- **EXERCISE MATERIALS**:

=-=-=

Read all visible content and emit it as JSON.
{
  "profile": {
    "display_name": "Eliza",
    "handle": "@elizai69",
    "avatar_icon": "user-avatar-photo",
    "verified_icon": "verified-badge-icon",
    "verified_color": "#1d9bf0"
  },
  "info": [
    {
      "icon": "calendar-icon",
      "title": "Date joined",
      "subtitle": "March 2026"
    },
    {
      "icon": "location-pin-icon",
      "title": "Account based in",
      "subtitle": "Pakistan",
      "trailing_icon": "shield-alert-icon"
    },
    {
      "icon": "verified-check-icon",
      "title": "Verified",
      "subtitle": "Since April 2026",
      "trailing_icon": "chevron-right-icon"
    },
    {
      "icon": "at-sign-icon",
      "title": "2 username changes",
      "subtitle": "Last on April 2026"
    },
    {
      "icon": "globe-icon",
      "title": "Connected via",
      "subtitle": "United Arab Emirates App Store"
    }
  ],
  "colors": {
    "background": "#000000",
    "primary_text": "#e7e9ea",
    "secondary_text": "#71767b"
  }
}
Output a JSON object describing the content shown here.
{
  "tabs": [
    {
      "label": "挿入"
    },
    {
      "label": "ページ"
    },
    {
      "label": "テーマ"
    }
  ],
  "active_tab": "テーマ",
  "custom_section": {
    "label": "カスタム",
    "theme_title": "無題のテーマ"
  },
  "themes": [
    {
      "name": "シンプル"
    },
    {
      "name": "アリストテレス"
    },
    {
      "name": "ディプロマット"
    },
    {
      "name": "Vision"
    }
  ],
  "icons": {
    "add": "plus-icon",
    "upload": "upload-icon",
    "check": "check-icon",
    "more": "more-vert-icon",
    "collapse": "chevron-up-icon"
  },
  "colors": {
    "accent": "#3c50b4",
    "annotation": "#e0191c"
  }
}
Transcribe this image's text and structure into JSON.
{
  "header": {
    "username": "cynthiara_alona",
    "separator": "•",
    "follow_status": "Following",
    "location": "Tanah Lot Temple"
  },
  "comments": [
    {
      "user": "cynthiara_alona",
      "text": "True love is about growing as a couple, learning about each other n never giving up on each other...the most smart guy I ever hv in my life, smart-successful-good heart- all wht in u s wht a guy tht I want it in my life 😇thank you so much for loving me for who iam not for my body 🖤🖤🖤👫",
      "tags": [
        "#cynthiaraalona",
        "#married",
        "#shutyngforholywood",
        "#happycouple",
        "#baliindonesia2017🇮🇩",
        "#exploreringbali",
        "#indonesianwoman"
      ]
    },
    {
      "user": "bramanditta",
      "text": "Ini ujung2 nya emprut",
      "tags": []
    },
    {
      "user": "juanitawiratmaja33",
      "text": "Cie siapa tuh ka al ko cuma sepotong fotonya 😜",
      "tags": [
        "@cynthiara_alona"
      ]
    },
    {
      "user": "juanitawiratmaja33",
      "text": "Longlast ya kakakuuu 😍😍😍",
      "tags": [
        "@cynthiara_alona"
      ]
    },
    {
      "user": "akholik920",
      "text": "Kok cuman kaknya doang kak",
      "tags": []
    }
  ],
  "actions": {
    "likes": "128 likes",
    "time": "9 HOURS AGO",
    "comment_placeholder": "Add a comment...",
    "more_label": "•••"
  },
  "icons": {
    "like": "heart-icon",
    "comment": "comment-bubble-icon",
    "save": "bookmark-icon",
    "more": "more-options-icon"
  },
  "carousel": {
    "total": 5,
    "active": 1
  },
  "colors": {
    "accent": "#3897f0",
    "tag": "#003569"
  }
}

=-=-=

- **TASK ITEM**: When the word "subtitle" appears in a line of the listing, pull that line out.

- **EXERCISE RESULT**:
      "subtitle": "March 2026"
      "subtitle": "Pakistan",
      "subtitle": "Since April 2026",
      "subtitle": "Last on April 2026"
      "subtitle": "United Arab Emirates App Store"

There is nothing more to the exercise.